/// The nesting limit controls how deep the abstract syntax tree is allowed
/// to be. If the AST exceeds the given limit (e.g., with too many nested
/// groups), then an error is returned by the parser.
///
/// The purpose of this limit is to act as a heuristic to prevent stack
/// overflow for consumers that do structural induction on an `Ast` using
/// explicit recursion. While this crate never does this (instead using
/// constant stack space and moving the call stack to the heap), other
/// crates may.
///
/// This limit is not checked until the entire Ast is parsed. Therefore,
/// if callers want to put a limit on the amount of heap space used, then
/// they should impose a limit on the length, in bytes, of the concrete
/// pattern string. In particular, this is viable since this parser
/// implementation will limit itself to heap space proportional to the
/// lenth of the pattern string.
///
/// Note that a nest limit of `0` will return a nest limit error for most
/// patterns but not all. For example, a nest limit of `0` permits `a` but
/// not `ab`, since `ab` requires a concatenation, which results in a nest
/// depth of `1`. In general, a nest limit is not something that manifests
/// in an obvious way in the concrete syntax, therefore, it should not be
/// used in a granular way.
pub fn nest_limit(&mut self, limit: u32) -> &mut RegexSetBuilder {
self.0.nest_limit = limit;
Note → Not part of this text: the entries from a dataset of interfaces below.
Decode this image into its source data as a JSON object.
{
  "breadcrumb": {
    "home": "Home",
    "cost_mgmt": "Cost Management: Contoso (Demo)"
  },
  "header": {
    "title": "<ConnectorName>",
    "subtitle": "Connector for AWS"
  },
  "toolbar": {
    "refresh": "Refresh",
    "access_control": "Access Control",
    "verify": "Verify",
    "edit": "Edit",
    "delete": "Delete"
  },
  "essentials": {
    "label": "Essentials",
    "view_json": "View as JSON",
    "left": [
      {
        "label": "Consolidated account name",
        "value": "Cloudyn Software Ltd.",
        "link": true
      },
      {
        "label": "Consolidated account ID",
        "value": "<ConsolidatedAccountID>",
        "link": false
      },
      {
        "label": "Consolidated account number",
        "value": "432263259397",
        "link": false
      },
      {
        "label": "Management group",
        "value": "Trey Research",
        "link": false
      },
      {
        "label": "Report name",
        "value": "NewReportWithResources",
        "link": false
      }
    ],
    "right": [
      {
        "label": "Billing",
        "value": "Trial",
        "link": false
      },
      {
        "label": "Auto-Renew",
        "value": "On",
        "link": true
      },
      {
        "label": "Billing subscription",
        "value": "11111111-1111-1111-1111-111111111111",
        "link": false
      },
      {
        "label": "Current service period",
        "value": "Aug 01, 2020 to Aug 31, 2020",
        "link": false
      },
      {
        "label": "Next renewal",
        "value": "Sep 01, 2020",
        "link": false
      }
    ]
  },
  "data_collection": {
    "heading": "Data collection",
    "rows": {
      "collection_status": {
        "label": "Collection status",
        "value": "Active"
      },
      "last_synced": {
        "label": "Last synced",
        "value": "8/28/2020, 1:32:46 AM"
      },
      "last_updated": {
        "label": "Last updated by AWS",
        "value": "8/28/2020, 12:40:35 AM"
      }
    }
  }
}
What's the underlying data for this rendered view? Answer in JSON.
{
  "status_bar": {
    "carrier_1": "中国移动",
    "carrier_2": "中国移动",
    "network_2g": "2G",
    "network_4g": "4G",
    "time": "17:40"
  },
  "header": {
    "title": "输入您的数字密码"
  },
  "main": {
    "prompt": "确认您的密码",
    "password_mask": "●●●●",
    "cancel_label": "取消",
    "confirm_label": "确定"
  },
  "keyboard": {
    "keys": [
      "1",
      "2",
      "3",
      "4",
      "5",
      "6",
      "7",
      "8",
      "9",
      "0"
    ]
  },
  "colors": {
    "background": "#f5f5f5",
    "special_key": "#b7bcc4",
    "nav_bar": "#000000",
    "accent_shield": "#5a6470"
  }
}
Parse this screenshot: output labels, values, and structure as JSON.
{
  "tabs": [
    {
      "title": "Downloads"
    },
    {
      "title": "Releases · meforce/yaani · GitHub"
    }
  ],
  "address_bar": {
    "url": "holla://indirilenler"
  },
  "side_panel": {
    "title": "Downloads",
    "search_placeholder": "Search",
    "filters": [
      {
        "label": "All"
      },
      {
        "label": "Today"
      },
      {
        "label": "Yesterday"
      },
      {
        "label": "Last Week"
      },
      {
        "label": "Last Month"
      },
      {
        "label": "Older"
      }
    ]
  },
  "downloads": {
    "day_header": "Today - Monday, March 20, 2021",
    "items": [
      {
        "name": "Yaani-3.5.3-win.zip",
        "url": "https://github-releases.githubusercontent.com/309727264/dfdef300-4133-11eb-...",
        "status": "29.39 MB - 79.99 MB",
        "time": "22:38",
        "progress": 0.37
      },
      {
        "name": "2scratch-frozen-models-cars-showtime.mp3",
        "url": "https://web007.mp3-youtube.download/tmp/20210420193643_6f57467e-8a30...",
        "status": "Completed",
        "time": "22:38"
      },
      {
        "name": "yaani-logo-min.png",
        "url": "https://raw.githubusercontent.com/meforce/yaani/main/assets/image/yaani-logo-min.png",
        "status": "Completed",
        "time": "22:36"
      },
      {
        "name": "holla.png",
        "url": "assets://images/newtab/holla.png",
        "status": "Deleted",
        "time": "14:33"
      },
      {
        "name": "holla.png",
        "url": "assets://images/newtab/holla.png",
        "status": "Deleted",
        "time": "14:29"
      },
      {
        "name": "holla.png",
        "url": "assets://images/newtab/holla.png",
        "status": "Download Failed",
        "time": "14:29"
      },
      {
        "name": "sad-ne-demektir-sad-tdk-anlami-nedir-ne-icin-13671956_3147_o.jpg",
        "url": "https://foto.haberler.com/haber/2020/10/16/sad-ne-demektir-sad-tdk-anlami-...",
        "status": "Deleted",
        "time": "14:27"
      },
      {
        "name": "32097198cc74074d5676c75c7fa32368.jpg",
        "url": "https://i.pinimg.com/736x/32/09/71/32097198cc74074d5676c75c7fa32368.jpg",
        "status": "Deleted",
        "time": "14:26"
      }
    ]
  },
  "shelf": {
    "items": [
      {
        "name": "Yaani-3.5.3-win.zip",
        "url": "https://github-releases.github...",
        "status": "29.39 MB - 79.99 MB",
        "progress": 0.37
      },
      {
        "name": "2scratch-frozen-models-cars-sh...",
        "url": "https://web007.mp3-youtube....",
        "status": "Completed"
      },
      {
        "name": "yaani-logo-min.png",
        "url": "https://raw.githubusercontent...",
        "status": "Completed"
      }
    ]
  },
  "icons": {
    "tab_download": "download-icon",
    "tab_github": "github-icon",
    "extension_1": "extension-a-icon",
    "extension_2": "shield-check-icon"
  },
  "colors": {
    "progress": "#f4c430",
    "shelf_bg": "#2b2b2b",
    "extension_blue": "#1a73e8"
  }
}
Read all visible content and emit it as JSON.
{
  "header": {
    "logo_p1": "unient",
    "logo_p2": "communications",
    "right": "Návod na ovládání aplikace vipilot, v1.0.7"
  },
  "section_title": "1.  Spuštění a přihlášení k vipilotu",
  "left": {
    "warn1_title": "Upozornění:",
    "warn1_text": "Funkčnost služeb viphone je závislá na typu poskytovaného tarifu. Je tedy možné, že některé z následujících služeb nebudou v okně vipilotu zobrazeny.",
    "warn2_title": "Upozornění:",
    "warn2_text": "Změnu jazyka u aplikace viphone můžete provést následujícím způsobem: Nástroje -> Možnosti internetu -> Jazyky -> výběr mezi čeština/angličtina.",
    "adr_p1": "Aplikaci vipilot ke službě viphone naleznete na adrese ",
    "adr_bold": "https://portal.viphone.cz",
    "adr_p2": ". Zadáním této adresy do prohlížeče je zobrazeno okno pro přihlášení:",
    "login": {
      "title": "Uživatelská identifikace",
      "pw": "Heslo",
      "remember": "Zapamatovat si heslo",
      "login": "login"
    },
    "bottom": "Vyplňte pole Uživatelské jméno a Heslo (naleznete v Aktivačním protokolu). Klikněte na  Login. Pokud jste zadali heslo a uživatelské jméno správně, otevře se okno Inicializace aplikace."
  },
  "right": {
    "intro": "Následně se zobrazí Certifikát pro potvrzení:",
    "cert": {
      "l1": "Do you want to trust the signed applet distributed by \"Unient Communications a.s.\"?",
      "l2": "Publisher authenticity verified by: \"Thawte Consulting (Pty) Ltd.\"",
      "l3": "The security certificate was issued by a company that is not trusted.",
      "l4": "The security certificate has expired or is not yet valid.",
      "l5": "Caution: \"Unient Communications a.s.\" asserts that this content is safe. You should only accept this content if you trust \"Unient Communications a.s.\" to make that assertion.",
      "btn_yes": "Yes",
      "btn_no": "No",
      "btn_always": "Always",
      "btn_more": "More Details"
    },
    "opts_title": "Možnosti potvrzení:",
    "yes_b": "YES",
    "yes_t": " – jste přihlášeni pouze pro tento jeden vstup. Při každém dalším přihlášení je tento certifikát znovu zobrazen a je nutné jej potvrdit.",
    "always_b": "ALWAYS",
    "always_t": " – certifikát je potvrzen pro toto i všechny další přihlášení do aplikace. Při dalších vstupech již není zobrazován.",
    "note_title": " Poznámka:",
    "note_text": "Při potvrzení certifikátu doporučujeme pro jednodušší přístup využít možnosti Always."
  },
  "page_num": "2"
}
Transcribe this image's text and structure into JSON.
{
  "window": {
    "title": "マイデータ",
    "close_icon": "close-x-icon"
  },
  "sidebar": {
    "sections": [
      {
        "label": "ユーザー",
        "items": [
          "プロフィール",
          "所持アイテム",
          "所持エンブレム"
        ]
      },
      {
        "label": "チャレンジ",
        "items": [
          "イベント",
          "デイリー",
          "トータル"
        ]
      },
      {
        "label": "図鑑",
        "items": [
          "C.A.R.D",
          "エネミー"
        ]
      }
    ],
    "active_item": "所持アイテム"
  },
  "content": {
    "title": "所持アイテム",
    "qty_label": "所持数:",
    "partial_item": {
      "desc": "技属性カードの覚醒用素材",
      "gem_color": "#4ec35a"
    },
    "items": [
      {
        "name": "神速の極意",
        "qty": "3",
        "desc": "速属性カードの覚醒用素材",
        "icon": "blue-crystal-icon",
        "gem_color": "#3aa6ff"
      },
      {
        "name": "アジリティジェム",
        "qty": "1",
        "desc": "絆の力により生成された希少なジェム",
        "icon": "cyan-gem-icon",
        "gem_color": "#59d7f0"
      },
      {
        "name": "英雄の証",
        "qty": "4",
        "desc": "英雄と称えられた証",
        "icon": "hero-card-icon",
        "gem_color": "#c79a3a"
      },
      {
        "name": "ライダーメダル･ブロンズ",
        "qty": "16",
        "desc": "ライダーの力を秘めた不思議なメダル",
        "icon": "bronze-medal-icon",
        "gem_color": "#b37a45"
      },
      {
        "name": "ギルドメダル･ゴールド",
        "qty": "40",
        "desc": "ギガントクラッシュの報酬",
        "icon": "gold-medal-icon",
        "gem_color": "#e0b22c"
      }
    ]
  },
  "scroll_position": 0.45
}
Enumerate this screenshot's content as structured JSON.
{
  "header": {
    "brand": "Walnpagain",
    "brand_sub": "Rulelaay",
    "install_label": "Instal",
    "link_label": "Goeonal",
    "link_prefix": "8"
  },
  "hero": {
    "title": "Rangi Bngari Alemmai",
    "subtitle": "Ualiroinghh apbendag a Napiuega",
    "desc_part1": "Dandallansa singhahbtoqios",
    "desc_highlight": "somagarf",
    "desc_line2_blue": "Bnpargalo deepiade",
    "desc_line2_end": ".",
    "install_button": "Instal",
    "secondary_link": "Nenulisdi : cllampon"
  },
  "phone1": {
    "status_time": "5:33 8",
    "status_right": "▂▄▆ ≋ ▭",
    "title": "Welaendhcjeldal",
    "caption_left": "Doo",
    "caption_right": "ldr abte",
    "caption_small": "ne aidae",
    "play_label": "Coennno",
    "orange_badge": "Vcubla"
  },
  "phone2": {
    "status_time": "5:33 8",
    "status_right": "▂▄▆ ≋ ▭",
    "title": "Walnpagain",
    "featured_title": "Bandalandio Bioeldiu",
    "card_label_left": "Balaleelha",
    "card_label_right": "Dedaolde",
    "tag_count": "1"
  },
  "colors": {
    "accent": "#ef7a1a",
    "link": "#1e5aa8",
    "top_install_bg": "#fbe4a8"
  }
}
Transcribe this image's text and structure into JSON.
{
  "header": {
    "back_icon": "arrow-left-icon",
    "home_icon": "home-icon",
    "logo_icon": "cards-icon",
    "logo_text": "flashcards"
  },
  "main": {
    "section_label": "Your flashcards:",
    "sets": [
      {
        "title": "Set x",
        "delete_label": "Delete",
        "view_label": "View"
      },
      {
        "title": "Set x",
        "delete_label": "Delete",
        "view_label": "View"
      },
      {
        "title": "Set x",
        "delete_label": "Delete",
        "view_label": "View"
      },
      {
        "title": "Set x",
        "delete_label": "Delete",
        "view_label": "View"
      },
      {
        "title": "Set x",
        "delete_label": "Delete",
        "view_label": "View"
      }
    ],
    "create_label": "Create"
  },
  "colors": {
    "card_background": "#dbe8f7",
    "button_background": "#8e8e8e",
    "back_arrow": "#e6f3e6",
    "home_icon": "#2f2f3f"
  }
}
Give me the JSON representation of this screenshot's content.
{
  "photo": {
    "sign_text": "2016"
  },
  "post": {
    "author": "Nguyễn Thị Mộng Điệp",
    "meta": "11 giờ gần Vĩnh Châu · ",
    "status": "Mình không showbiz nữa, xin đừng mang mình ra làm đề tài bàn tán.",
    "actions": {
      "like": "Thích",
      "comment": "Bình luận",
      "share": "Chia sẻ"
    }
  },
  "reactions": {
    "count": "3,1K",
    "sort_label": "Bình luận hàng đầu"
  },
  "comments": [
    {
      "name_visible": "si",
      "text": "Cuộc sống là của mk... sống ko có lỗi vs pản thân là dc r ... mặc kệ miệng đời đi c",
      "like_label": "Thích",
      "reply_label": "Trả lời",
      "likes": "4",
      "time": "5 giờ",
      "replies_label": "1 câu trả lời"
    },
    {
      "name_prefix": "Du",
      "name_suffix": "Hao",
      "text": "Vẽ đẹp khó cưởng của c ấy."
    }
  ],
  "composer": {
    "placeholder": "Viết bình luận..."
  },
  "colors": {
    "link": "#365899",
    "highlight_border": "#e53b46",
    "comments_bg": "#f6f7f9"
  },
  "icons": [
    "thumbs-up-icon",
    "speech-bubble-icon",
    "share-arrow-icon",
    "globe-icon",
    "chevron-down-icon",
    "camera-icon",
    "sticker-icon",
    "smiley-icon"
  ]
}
self
}
}
}
}
}
define_set_builder!(set_bytes, bytes, false);
define_set_builder!(set_unicode, unicode, true);